Then Bennie showed up and Sean’s devastation was immediately replaced by elation. His countenance did a complete turnabout and his change of attitude was amazingly thorough.

Sean could easily have been like, “trying to bribe me with this nag won’t help; where’s my horse?”

But he instead seemed to hold no grudge against us, and was like “welcome, friend!”

Meanwhile, General Sur did his duty and established his superior rank by kicking up at the probee.

“Listen closely, soldier. I don’t know how they did things where you come from, but in this outfit I’m the law. Remember that and might just make it past the first week.”

Conversely, Sean went into welcome committee mode and graciously showed Bennie around the available acreage. Having previously lived in fairly confined space without much readily available fresh forage or water, Benny appeared to be impressed.

“You can graze on the grass over here, over there and over there, and here’s the spring head where you can drink water any time you want. Oh, and around behind the house, it’s OK to eat any apple you can reach on the on lower branches of that tree right there.”

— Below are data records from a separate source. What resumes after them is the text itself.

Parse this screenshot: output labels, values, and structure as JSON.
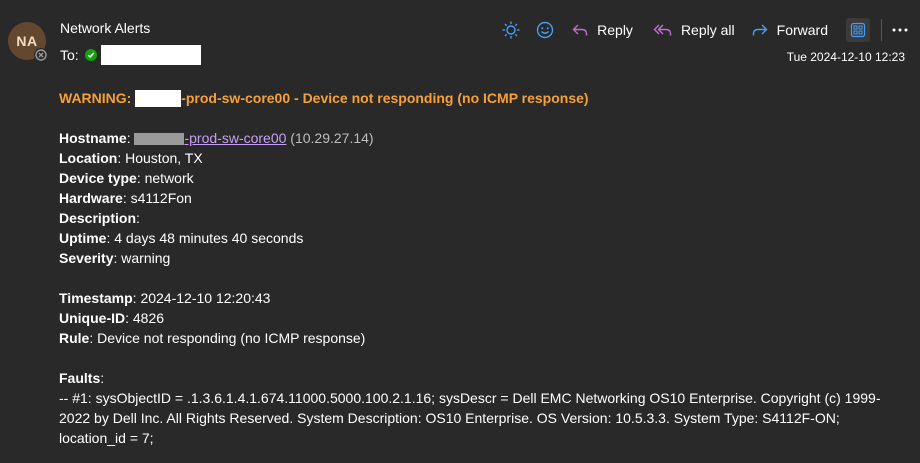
{
  "header": {
    "avatar_initials": "NA",
    "sender": "Network Alerts",
    "to_label": "To:",
    "date": "Tue 2024-12-10 12:23"
  },
  "toolbar": {
    "reply": "Reply",
    "reply_all": "Reply all",
    "forward": "Forward"
  },
  "colors": {
    "background": "#292929",
    "warning": "#f7a03a",
    "link": "#c6a0f6",
    "accent": "#479ef5",
    "reply_all": "#c06fd1"
  },
  "email": {
    "subject_prefix": "WARNING: ",
    "subject_suffix": "-prod-sw-core00 - Device not responding (no ICMP response)",
    "hostname_label": "Hostname",
    "hostname_suffix": "-prod-sw-core00",
    "hostname_ip": "(10.29.27.14)",
    "location_label": "Location",
    "location": "Houston, TX",
    "device_type_label": "Device type",
    "device_type": "network",
    "hardware_label": "Hardware",
    "hardware": "s4112Fon",
    "description_label": "Description",
    "uptime_label": "Uptime",
    "uptime": "4 days 48 minutes 40 seconds",
    "severity_label": "Severity",
    "severity": "warning",
    "timestamp_label": "Timestamp",
    "timestamp": "2024-12-10 12:20:43",
    "unique_id_label": "Unique-ID",
    "unique_id": "4826",
    "rule_label": "Rule",
    "rule": "Device not responding (no ICMP response)",
    "faults_label": "Faults",
    "faults_text": "-- #1: sysObjectID = .1.3.6.1.4.1.674.11000.5000.100.2.1.16; sysDescr = Dell EMC Networking OS10 Enterprise. Copyright (c) 1999-2022 by Dell Inc. All Rights Reserved. System Description: OS10 Enterprise. OS Version: 10.5.3.3. System Type: S4112F-ON; location_id = 7;"
  },
  "icons": [
    "brightness-icon",
    "emoji-icon",
    "reply-icon",
    "reply-all-icon",
    "forward-icon",
    "apps-icon",
    "more-icon",
    "presence-icon",
    "verified-check-icon"
  ]
}
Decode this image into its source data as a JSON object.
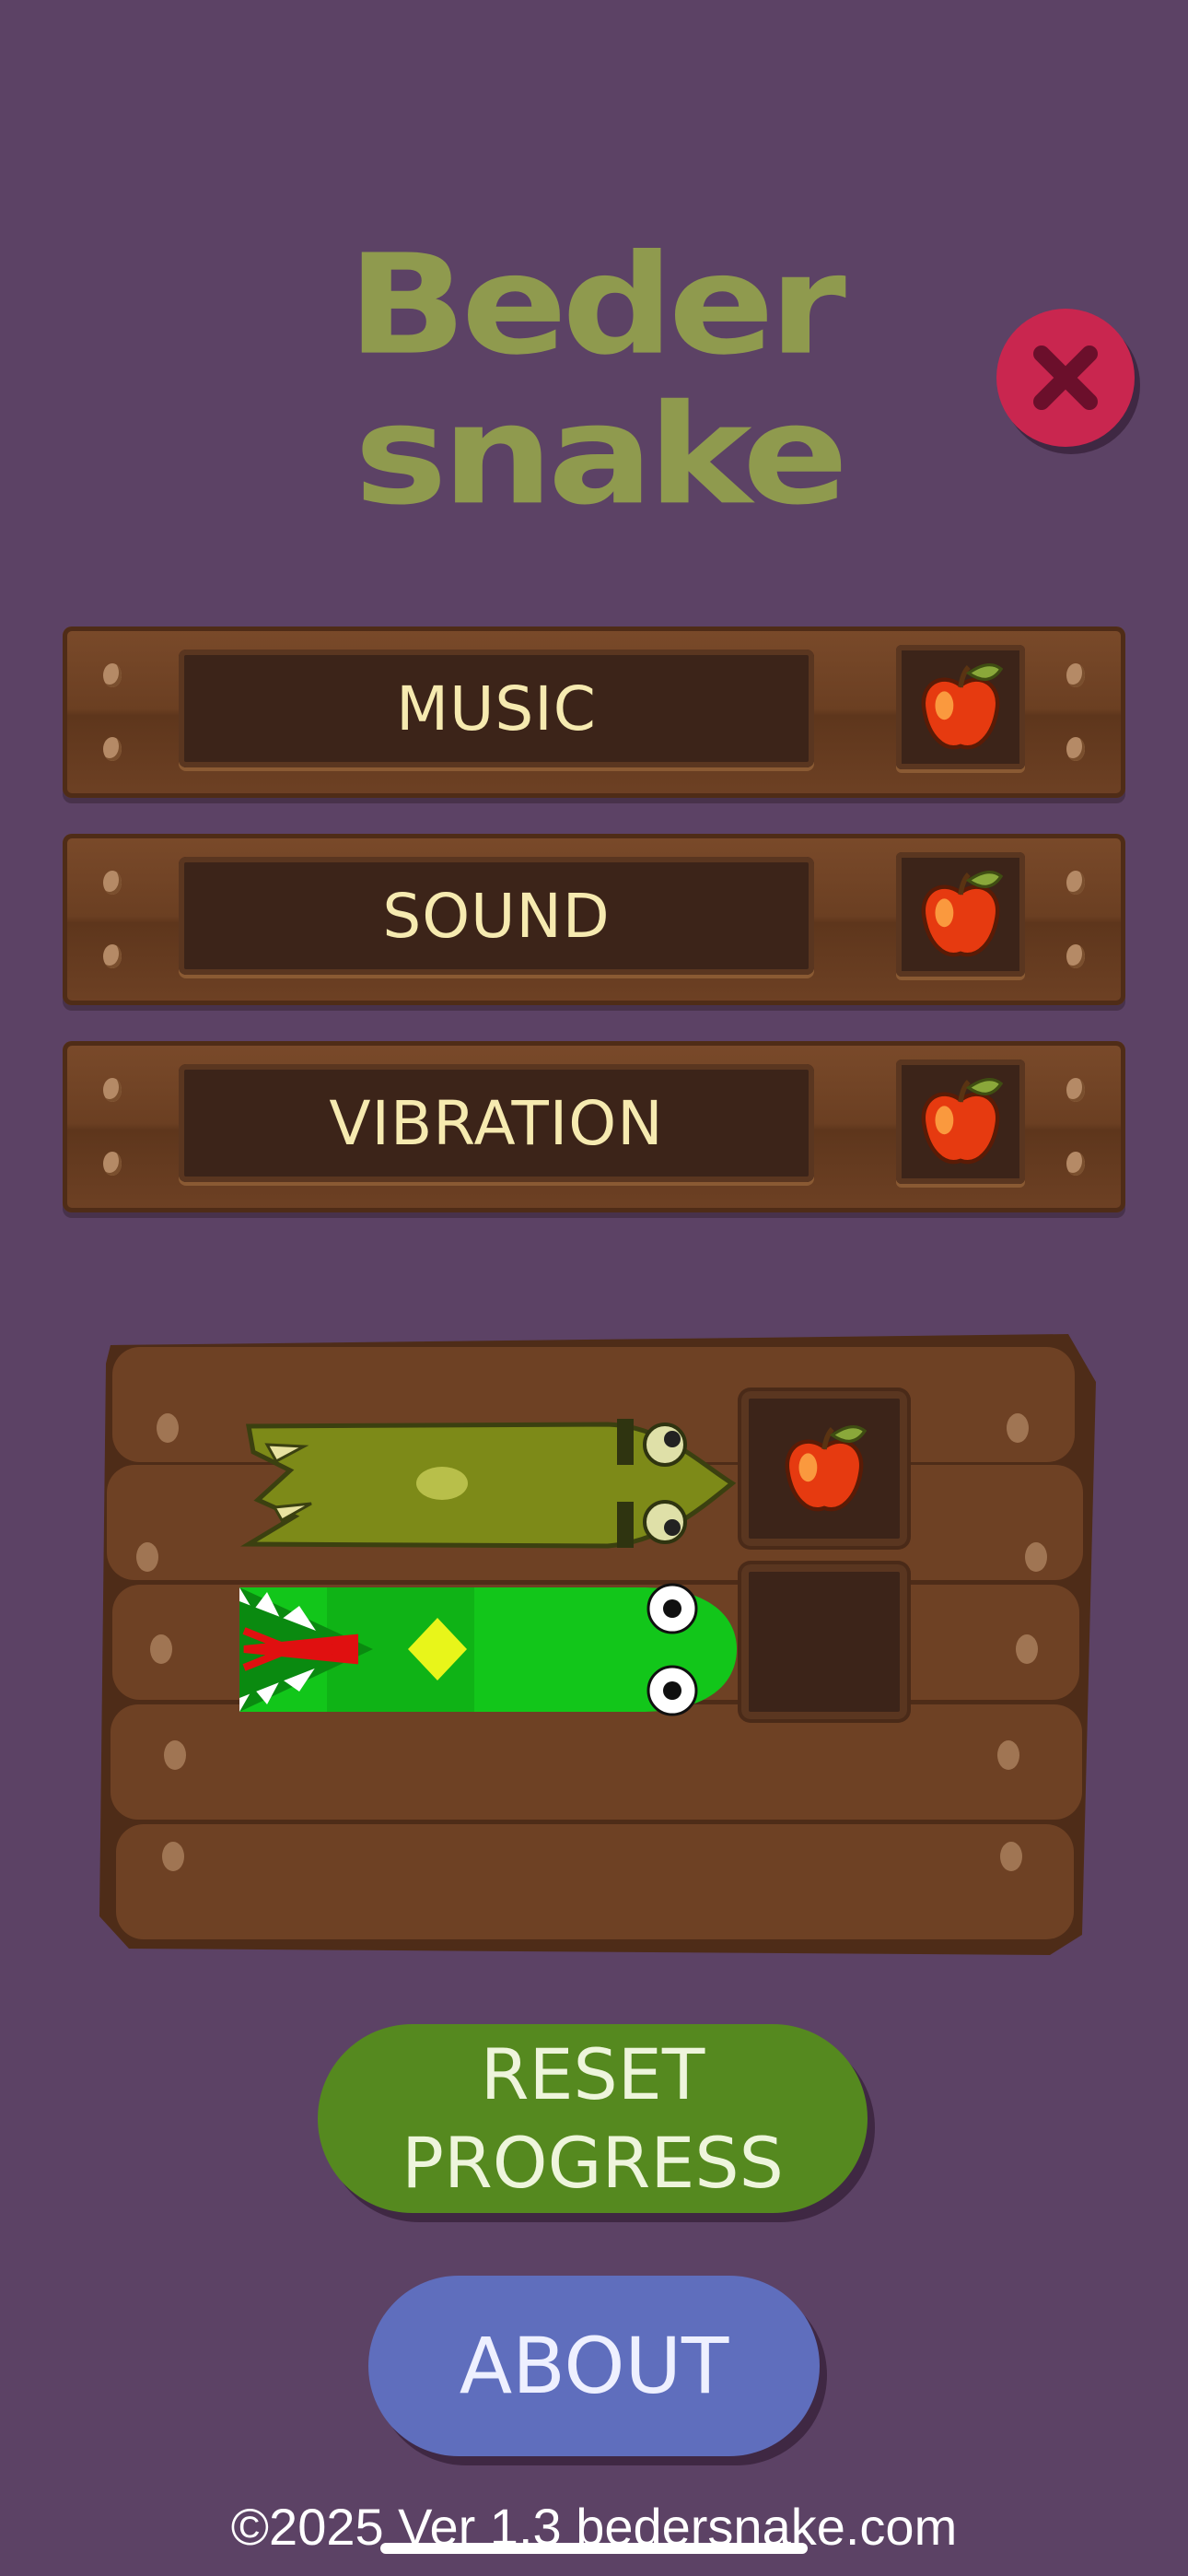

“Get out!”

“No, really, they won’t mind.”

“Wow, this is going to be great!”

“Well, I’m just glad you’re here.”

“Me, too! This transfer might be the best thing that ever happened to me.”

Now that the transition period is past, Sean and Bennie hang out together almost continuously, and Sean even grooms his new BFF’s back once in a while. They’ve know each other for a length of time that could easily still be measure in days, but they’re alreday like two peas in a pod.

This weekend, Bennie will get his first chance to go trail walking in Texas County. I expect he and Sur will both have a good time.

But I’m also pretty sure Sean will have a conniption when he sees the general and the probee both loading into the same trailer in the morning. But then he’ll be on cloud nine when they return in the afternoon.

Sur will probably have to step in at that point.

“Wipe those tears off your face, soldier. You know there’s no crying in this outfit!”

“Sir, sorry, sir. I’m just so happy to see Bennie again, sir.”

“Well, we’ll let it go this time. But if you’re going to be in my command, you’ll have to grow a spine!”

“Sir, acknowledged, sir.”

Doug Davison is a writer, photographer and newsroom assistant for the Houston Herald. Email: